How Retailers Can Adapt To A.I. And The Future Of Shopping

The greatest challenge of the 21st century so far for the retail industry has been adapting to the online world.

But the next hurdle is already in sight. Artificial intelligence will again change the way we shop, according to EY’s FutureConsumer.Now research.

As consumers and homes become ‘smart’, artificial intelligence will change the way we shop (Photo: Simon Dawson/Bloomberg)© 2018 BLOOMBERG FINANCE LP

After consulting with more than 200 business leaders and experts to discover what the life of the “smart” technology-enabled consumer of the future looks like, the global professional services firm predicts that bots will shake up shopping.

That means big changes are necessary for retailers in their thinking and strategy to ensure they remain relevant.

Here’s how the retail landscape will change with the advent of A.I. and what retailers should be doing to keep up.

The dichotomy of future shopping

The future of shopping will be two-fold. There will still be what might be termed traditional shopping, but a new phrase will enter the retail lexicon: transactional buying.

As A.I. bots develop, consumers will be able to outsource the type of shopping which doesn’t excite them.

Shoppers will no longer have to dedicate their time to repetitive purchases such as toilet paper, milk, or washing powder.

Instead, bots will be there doing that kind of transactional buying for them.

In the future, consumers will be able to outsource their unexciting purchases to bots (Photo: Luke Sharrett/Bloomberg)© 2019 BLOOMBERG FINANCE LP

“It puts pressure on retailers and brands,” explained Kristina Rogers, EY global consumer leader. “There are so many fast-moving consumer goods companies that are at risk of their brands becoming irrelevant.”

As chore-focused shopping is ceded to bots or an A.I. assistant, retailers need to think realistically about which of their products will end up being bought by automation, and to seriously consider where to focus their efforts and investment.

“Retailers do have to come to grips with where they see themselves on the spectrum of transactional buying or shopping and where they want to be on that spectrum,” explained Rogers.

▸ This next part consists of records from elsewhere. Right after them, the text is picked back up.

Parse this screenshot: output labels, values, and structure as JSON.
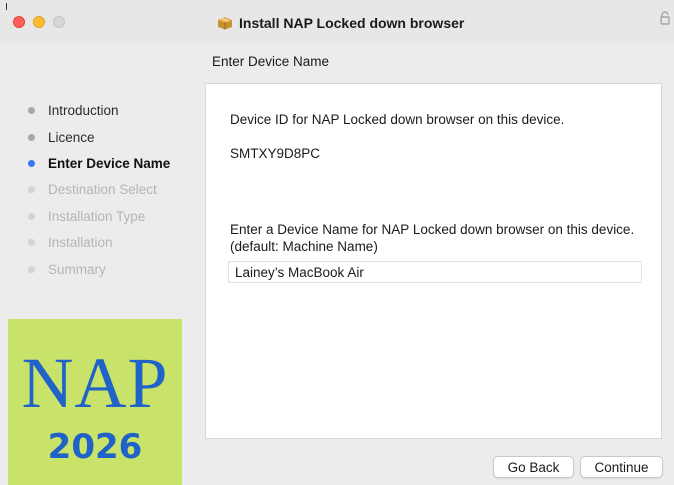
{
  "window": {
    "title": "Install NAP Locked down browser",
    "title_icon": "package-icon",
    "trailing_glyph": "lock-icon"
  },
  "page": {
    "section_title": "Enter Device Name"
  },
  "sidebar": {
    "steps": [
      {
        "label": "Introduction",
        "state": "done"
      },
      {
        "label": "Licence",
        "state": "done"
      },
      {
        "label": "Enter Device Name",
        "state": "current"
      },
      {
        "label": "Destination Select",
        "state": "future"
      },
      {
        "label": "Installation Type",
        "state": "future"
      },
      {
        "label": "Installation",
        "state": "future"
      },
      {
        "label": "Summary",
        "state": "future"
      }
    ]
  },
  "logo": {
    "text": "NAP",
    "year": "2026"
  },
  "content": {
    "device_id_label": "Device ID for NAP Locked down browser on this device.",
    "device_id_value": "SMTXY9D8PC",
    "name_prompt": "Enter a Device Name for NAP Locked down browser on this device. (default: Machine Name)",
    "device_name_value": "Lainey’s MacBook Air"
  },
  "buttons": {
    "go_back": "Go Back",
    "continue": "Continue"
  },
  "colors": {
    "accent_blue": "#3478f6",
    "logo_background": "#c9e26a",
    "logo_text": "#1f63c9",
    "close": "#ff5f57",
    "minimize": "#febc2e"
  }
}
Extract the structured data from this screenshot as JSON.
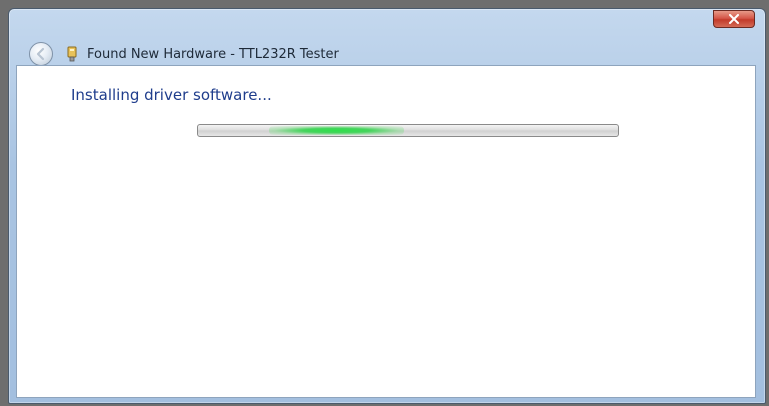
{
  "window": {
    "title": "Found New Hardware - TTL232R Tester"
  },
  "content": {
    "status_heading": "Installing driver software..."
  },
  "progress": {
    "style": "marquee",
    "indicator_center_fraction": 0.33,
    "indicator_width_fraction": 0.32,
    "color": "#2ee04a"
  },
  "icons": {
    "back": "back-arrow-icon",
    "title": "hardware-device-icon",
    "close": "close-icon"
  },
  "colors": {
    "title_bar": "#a9c4e2",
    "heading_text": "#1f3d8c",
    "close_button": "#c23b2a"
  }
}
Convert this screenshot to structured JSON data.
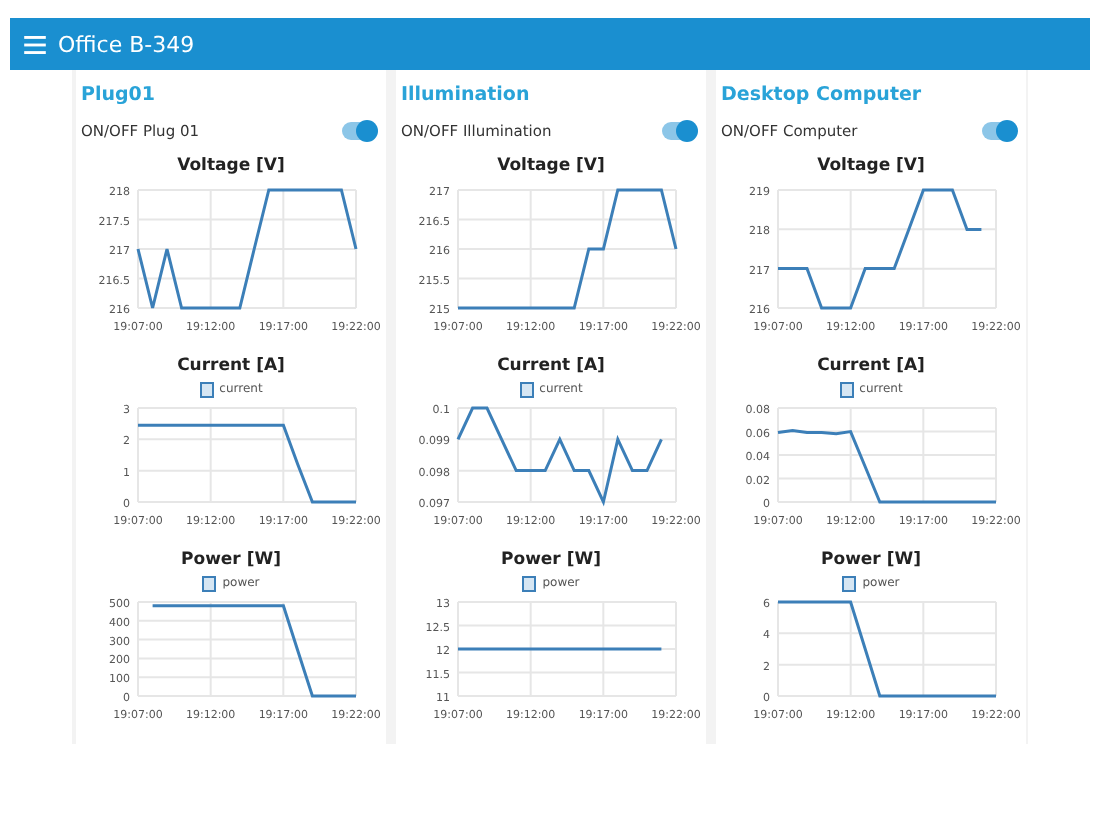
{
  "header": {
    "title": "Office B-349"
  },
  "groups": [
    {
      "title": "Plug01",
      "switch": {
        "label": "ON/OFF Plug 01",
        "on": true
      },
      "charts": [
        {
          "chart_data": {
            "type": "line",
            "title": "Voltage [V]",
            "categories": [
              "19:07:00",
              null,
              null,
              null,
              null,
              "19:12:00",
              null,
              null,
              null,
              null,
              "19:17:00",
              null,
              null,
              null,
              null,
              "19:22:00"
            ],
            "series": [
              {
                "color": "#3c7fb8",
                "values": [
                  217,
                  216,
                  217,
                  216,
                  216,
                  216,
                  216,
                  216,
                  217,
                  218,
                  218,
                  218,
                  218,
                  218,
                  218,
                  217
                ]
              }
            ],
            "ylim": [
              216,
              218
            ],
            "yticks": [
              216,
              216.5,
              217,
              217.5,
              218
            ],
            "grid": true
          }
        },
        {
          "chart_data": {
            "type": "line",
            "title": "Current [A]",
            "categories": [
              "19:07:00",
              null,
              null,
              null,
              null,
              "19:12:00",
              null,
              null,
              null,
              null,
              "19:17:00",
              null,
              null,
              null,
              null,
              "19:22:00"
            ],
            "series": [
              {
                "name": "current",
                "color": "#3c7fb8",
                "values": [
                  2.45,
                  2.45,
                  2.45,
                  2.45,
                  2.45,
                  2.45,
                  2.45,
                  2.45,
                  2.45,
                  2.45,
                  2.45,
                  1.2,
                  0,
                  0,
                  0,
                  0
                ]
              }
            ],
            "ylim": [
              0,
              3
            ],
            "yticks": [
              0,
              1,
              2,
              3
            ],
            "grid": true
          }
        },
        {
          "chart_data": {
            "type": "line",
            "title": "Power [W]",
            "categories": [
              "19:07:00",
              null,
              null,
              null,
              null,
              "19:12:00",
              null,
              null,
              null,
              null,
              "19:17:00",
              null,
              null,
              null,
              null,
              "19:22:00"
            ],
            "series": [
              {
                "name": "power",
                "color": "#3c7fb8",
                "values": [
                  null,
                  480,
                  480,
                  480,
                  480,
                  480,
                  480,
                  480,
                  480,
                  480,
                  480,
                  240,
                  0,
                  0,
                  0,
                  0
                ]
              }
            ],
            "ylim": [
              0,
              500
            ],
            "yticks": [
              0,
              100,
              200,
              300,
              400,
              500
            ],
            "grid": true
          }
        }
      ]
    },
    {
      "title": "Illumination",
      "switch": {
        "label": "ON/OFF Illumination",
        "on": true
      },
      "charts": [
        {
          "chart_data": {
            "type": "line",
            "title": "Voltage [V]",
            "categories": [
              "19:07:00",
              null,
              null,
              null,
              null,
              "19:12:00",
              null,
              null,
              null,
              null,
              "19:17:00",
              null,
              null,
              null,
              null,
              "19:22:00"
            ],
            "series": [
              {
                "color": "#3c7fb8",
                "values": [
                  215,
                  215,
                  215,
                  215,
                  215,
                  215,
                  215,
                  215,
                  215,
                  216,
                  216,
                  217,
                  217,
                  217,
                  217,
                  216
                ]
              }
            ],
            "ylim": [
              215,
              217
            ],
            "yticks": [
              215,
              215.5,
              216,
              216.5,
              217
            ],
            "grid": true
          }
        },
        {
          "chart_data": {
            "type": "line",
            "title": "Current [A]",
            "categories": [
              "19:07:00",
              null,
              null,
              null,
              null,
              "19:12:00",
              null,
              null,
              null,
              null,
              "19:17:00",
              null,
              null,
              null,
              null,
              "19:22:00"
            ],
            "series": [
              {
                "name": "current",
                "color": "#3c7fb8",
                "values": [
                  0.099,
                  0.1,
                  0.1,
                  0.099,
                  0.098,
                  0.098,
                  0.098,
                  0.099,
                  0.098,
                  0.098,
                  0.097,
                  0.099,
                  0.098,
                  0.098,
                  0.099,
                  null
                ]
              }
            ],
            "ylim": [
              0.097,
              0.1
            ],
            "yticks": [
              0.097,
              0.098,
              0.099,
              0.1
            ],
            "grid": true
          }
        },
        {
          "chart_data": {
            "type": "line",
            "title": "Power [W]",
            "categories": [
              "19:07:00",
              null,
              null,
              null,
              null,
              "19:12:00",
              null,
              null,
              null,
              null,
              "19:17:00",
              null,
              null,
              null,
              null,
              "19:22:00"
            ],
            "series": [
              {
                "name": "power",
                "color": "#3c7fb8",
                "values": [
                  12,
                  12,
                  12,
                  12,
                  12,
                  12,
                  12,
                  12,
                  12,
                  12,
                  12,
                  12,
                  12,
                  12,
                  12,
                  null
                ]
              }
            ],
            "ylim": [
              11,
              13
            ],
            "yticks": [
              11,
              11.5,
              12,
              12.5,
              13
            ],
            "grid": true
          }
        }
      ]
    },
    {
      "title": "Desktop Computer",
      "switch": {
        "label": "ON/OFF Computer",
        "on": true
      },
      "charts": [
        {
          "chart_data": {
            "type": "line",
            "title": "Voltage [V]",
            "categories": [
              "19:07:00",
              null,
              null,
              null,
              null,
              "19:12:00",
              null,
              null,
              null,
              null,
              "19:17:00",
              null,
              null,
              null,
              null,
              "19:22:00"
            ],
            "series": [
              {
                "color": "#3c7fb8",
                "values": [
                  217,
                  217,
                  217,
                  216,
                  216,
                  216,
                  217,
                  217,
                  217,
                  218,
                  219,
                  219,
                  219,
                  218,
                  218,
                  null
                ]
              }
            ],
            "ylim": [
              216,
              219
            ],
            "yticks": [
              216,
              217,
              218,
              219
            ],
            "grid": true
          }
        },
        {
          "chart_data": {
            "type": "line",
            "title": "Current [A]",
            "categories": [
              "19:07:00",
              null,
              null,
              null,
              null,
              "19:12:00",
              null,
              null,
              null,
              null,
              "19:17:00",
              null,
              null,
              null,
              null,
              "19:22:00"
            ],
            "series": [
              {
                "name": "current",
                "color": "#3c7fb8",
                "values": [
                  0.059,
                  0.061,
                  0.059,
                  0.059,
                  0.058,
                  0.06,
                  0.03,
                  0,
                  0,
                  0,
                  0,
                  0,
                  0,
                  0,
                  0,
                  0
                ]
              }
            ],
            "ylim": [
              0,
              0.08
            ],
            "yticks": [
              0,
              0.02,
              0.04,
              0.06,
              0.08
            ],
            "grid": true
          }
        },
        {
          "chart_data": {
            "type": "line",
            "title": "Power [W]",
            "categories": [
              "19:07:00",
              null,
              null,
              null,
              null,
              "19:12:00",
              null,
              null,
              null,
              null,
              "19:17:00",
              null,
              null,
              null,
              null,
              "19:22:00"
            ],
            "series": [
              {
                "name": "power",
                "color": "#3c7fb8",
                "values": [
                  6,
                  6,
                  6,
                  6,
                  6,
                  6,
                  3,
                  0,
                  0,
                  0,
                  0,
                  0,
                  0,
                  0,
                  0,
                  0
                ]
              }
            ],
            "ylim": [
              0,
              6
            ],
            "yticks": [
              0,
              2,
              4,
              6
            ],
            "grid": true
          }
        }
      ]
    }
  ]
}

Is there a future for traditional shopping?

There will still be a place for traditional shopping — shopping as we know it won’t just disappear.

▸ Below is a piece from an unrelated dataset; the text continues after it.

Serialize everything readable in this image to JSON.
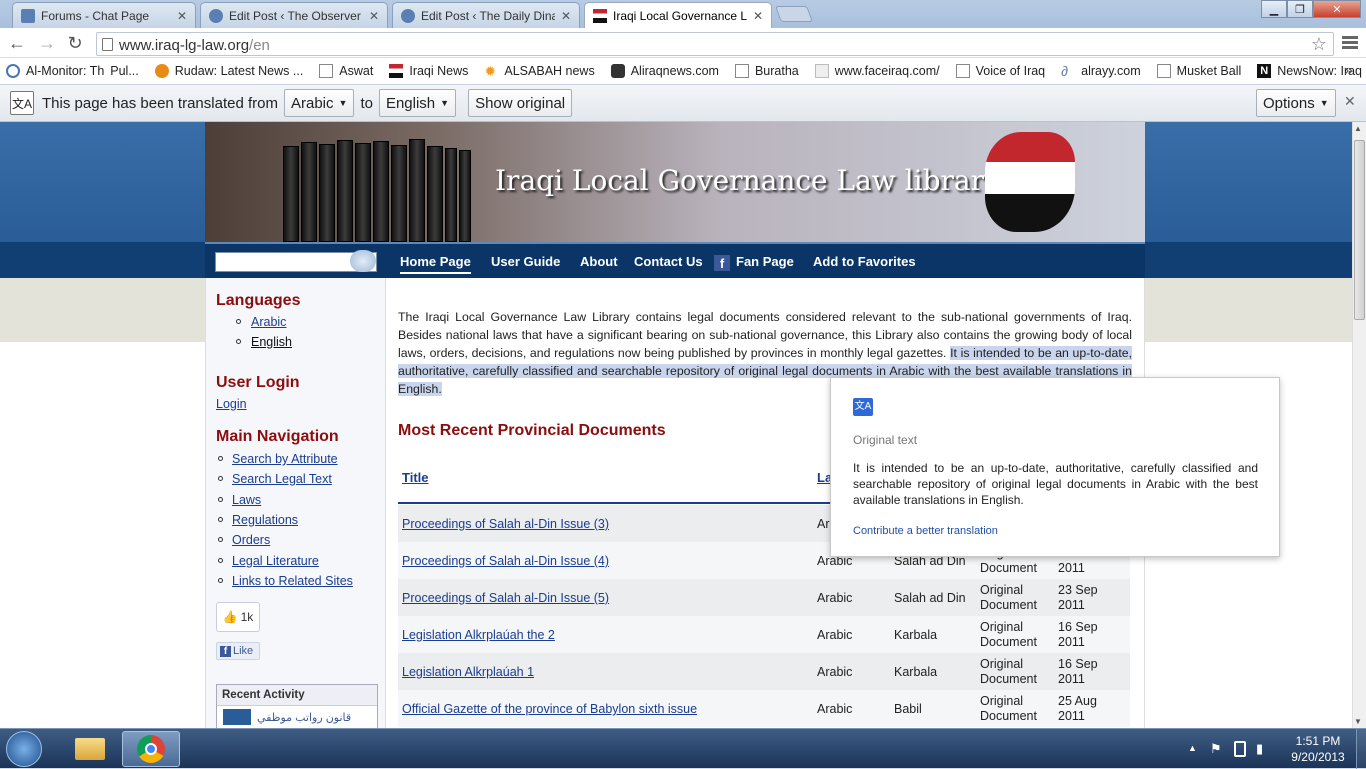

But consumer standards for it will be raised.

Because it will be so easy to use bots for purchases perceived as boring, retailers will need to work harder to keep their customers engaged with and passionate about their products or risk falling into the transactional buying category.

Whether in-store or online, retailers will have to focus on the experience they’re giving consumers.

They’ll need to think long and hard about which product categories work best for the new way of shopping, focus on creating an engaging store environment and forming deep relationships with customers.

How can retailers engage shoppers?

To truly engage their customers, shops need to do some soul-searching.

“Retailers will have to understand their purpose, and why somebody is in their stores,” said Rogers, EY’s global consumer leader.

Retailers will need to understand their purpose, says Kristina Rogers, EY global consumer leader(PHOTO: EY/KRISTINA ROGERS)

There’s a lot of work to be done now by retailers to ensure their offering is up to scratch.

“The online-offline experience has to be completely nailed down because the consumer is everywhere,” Rogers explained. “You need to understand where the consumer is dipping in and out – in these so-called ‘micro-moments’ – and retailers do not have a good handle on that yet.”

Because consumers make purchasing decisions in a matter of seconds, EY recommends that businesses customize and adapt what products they offer, when and at what price they offer them.

Making shops a space where consumers can interact with brands is also one way to keep them engaged.

“Retailers will have to get creative about what their store looks like – it could be more gamified,” Rogers said, as consumers are now so used to interactive environments.

Experimenting with other new technologies will also attract higher footfall: brands from Nike to Ikea are introducing 3D printing in stores, jumping on the demand for personalization.

Can retailers survive the shift in shopping habits?

Although retail will continue to be a competitive industry, the new challenge of bot buying and automation shouldn’t scare retailers who are determined to succeed.

“Companies need to understand the big technological shifts and consumer trends that stand to radically transform their industry and business,” Rogers said. “It’s vital that businesses grasp the fundamentally different expectations, wants and needs of the future consumer.”

The landscape of shopping may change, but as always, retailers who work hard to adapt and listen carefully to their customers need not worry.

[“source=forbes”]